-- EXCERPTED DATA follows --
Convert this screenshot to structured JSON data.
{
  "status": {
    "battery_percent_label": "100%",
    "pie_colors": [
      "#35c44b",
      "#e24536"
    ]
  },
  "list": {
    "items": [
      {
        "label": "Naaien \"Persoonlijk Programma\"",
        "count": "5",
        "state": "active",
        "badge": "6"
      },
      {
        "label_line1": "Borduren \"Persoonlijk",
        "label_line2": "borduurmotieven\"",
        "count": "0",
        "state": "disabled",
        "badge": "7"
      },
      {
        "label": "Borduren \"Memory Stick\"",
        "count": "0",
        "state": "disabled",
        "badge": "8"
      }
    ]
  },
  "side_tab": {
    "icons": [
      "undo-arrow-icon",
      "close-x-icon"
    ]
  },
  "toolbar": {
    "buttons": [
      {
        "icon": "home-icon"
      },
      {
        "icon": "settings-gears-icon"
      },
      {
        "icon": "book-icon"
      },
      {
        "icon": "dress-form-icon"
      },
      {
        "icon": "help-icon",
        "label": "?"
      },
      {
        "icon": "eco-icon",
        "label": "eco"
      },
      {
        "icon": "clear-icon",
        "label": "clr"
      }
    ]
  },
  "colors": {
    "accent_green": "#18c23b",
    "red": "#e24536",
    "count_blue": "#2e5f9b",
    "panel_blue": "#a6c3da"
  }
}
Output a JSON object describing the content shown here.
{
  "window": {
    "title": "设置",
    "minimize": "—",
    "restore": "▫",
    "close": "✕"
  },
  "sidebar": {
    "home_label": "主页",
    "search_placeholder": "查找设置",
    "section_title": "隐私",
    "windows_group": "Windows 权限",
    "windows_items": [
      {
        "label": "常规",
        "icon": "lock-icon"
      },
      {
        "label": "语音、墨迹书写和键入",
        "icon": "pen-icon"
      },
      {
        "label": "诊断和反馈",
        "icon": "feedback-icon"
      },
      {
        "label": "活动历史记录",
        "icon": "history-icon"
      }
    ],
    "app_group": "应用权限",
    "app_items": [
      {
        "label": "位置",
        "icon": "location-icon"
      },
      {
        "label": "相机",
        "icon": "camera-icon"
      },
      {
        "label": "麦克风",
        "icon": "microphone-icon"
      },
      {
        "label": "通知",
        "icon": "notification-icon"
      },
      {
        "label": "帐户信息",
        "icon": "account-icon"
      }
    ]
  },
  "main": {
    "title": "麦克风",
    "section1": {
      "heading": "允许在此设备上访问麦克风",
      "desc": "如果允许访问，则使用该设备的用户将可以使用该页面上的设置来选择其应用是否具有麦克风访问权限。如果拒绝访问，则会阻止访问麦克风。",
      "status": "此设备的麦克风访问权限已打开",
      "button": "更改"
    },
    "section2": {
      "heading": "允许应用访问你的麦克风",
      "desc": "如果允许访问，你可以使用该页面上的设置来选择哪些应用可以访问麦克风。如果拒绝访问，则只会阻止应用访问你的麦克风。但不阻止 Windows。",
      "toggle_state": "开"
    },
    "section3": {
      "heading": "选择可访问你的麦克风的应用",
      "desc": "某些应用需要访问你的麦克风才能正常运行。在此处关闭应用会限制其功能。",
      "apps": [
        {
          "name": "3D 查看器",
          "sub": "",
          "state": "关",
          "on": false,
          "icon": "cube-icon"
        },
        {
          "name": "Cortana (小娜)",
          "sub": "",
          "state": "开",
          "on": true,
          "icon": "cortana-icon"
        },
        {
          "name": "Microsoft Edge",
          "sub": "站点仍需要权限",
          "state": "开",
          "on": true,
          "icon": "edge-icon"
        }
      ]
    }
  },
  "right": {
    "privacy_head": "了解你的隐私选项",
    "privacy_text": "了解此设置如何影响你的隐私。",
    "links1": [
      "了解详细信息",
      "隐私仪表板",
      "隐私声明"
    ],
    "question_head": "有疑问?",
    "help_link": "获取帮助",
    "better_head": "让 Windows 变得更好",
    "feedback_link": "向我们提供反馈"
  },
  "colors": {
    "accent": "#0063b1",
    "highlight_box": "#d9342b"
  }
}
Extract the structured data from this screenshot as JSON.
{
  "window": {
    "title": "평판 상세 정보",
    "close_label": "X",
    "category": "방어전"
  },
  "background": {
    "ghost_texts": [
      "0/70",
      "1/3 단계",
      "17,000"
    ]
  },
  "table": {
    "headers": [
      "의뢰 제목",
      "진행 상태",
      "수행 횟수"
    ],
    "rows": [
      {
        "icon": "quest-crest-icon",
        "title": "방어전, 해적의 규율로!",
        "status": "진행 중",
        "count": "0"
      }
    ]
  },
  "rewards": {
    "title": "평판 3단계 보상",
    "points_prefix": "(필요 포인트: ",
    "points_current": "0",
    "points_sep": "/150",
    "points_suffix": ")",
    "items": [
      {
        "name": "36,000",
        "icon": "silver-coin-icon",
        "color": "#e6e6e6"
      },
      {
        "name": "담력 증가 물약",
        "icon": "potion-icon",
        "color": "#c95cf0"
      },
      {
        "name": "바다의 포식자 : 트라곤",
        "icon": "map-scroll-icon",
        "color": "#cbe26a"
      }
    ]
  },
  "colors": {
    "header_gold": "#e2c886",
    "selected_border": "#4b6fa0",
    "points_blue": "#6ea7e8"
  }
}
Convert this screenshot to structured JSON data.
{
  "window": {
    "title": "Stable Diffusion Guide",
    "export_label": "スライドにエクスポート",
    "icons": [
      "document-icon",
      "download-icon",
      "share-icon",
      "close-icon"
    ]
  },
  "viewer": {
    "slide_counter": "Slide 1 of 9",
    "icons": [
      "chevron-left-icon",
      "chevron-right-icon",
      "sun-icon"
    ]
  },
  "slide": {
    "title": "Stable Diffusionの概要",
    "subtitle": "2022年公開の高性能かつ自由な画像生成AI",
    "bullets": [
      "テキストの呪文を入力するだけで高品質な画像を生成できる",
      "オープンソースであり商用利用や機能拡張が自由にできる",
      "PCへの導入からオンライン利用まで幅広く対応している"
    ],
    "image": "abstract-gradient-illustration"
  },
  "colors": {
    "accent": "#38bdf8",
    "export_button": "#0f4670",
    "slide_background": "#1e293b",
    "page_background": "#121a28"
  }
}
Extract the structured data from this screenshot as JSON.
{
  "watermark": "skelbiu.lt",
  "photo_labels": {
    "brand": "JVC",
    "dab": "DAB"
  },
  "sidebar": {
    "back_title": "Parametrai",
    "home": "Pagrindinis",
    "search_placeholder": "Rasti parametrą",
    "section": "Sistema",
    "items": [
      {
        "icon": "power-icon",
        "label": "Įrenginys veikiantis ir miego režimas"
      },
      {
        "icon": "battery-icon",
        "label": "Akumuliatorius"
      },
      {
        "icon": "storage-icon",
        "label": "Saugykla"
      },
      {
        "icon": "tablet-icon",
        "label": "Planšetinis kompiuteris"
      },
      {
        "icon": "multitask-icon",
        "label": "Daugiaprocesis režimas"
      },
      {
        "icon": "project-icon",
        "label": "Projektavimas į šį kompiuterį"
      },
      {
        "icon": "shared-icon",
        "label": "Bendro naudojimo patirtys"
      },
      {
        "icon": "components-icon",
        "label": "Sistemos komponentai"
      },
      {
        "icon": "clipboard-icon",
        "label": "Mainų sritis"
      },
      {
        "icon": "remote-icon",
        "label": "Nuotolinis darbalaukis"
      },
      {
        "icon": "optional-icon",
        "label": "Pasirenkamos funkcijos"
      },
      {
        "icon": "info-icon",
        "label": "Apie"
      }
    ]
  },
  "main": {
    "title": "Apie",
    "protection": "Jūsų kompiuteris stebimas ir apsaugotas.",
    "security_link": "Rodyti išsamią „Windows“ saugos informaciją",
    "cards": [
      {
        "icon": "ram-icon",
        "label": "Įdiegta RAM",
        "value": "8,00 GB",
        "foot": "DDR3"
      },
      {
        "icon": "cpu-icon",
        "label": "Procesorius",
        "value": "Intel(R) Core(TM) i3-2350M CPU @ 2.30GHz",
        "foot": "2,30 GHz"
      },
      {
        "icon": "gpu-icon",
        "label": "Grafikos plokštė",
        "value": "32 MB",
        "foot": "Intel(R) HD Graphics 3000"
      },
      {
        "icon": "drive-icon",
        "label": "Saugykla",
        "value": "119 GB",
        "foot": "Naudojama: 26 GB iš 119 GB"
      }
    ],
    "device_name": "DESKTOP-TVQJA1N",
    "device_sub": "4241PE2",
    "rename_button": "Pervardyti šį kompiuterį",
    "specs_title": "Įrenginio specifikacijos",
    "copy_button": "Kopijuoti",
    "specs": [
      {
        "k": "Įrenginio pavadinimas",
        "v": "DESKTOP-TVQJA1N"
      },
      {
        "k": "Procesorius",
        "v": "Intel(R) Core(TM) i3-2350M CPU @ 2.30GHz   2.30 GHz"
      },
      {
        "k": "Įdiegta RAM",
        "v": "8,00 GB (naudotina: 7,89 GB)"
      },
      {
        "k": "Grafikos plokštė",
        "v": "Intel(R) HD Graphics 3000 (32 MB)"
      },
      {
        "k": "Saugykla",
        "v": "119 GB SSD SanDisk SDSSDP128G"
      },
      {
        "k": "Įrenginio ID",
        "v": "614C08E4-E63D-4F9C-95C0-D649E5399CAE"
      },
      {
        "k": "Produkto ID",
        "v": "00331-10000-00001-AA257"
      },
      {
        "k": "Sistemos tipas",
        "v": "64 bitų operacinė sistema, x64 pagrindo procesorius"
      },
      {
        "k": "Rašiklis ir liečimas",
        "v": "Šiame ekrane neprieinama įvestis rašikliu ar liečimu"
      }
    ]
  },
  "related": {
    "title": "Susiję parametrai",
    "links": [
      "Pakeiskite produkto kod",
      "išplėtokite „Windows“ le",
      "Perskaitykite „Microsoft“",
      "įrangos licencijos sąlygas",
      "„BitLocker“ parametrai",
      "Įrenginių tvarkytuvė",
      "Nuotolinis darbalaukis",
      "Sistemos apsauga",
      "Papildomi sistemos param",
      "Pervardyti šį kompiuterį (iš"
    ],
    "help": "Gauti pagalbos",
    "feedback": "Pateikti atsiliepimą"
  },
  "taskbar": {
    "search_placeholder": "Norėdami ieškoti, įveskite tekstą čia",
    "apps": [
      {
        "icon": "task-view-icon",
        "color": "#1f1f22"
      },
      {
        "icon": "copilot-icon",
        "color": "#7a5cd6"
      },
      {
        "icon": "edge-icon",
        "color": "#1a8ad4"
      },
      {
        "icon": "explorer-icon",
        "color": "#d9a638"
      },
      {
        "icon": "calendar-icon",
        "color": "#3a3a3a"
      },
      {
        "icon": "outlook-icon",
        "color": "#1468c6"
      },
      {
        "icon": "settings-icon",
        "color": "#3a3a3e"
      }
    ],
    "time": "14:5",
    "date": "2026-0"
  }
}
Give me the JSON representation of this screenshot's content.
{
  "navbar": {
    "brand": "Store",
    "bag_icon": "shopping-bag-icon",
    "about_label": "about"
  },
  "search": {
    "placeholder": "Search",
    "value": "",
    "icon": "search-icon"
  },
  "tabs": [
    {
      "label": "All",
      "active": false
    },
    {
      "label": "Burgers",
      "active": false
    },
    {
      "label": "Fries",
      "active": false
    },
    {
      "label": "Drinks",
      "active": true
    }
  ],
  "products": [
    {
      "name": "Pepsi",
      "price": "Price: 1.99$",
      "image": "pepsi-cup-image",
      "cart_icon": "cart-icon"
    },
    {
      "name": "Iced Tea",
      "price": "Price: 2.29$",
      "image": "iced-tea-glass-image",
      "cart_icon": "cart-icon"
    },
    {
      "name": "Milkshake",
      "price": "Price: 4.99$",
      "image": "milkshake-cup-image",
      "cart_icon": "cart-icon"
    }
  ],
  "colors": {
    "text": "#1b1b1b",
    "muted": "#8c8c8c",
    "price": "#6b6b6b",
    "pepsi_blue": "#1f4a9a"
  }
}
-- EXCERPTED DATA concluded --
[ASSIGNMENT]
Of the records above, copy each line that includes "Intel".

[RESPONSE]
        "value": "Intel(R) Core(TM) i3-2350M CPU @ 2.30GHz",
        "foot": "Intel(R) HD Graphics 3000"
        "v": "Intel(R) Core(TM) i3-2350M CPU @ 2.30GHz   2.30 GHz"
        "v": "Intel(R) HD Graphics 3000 (32 MB)"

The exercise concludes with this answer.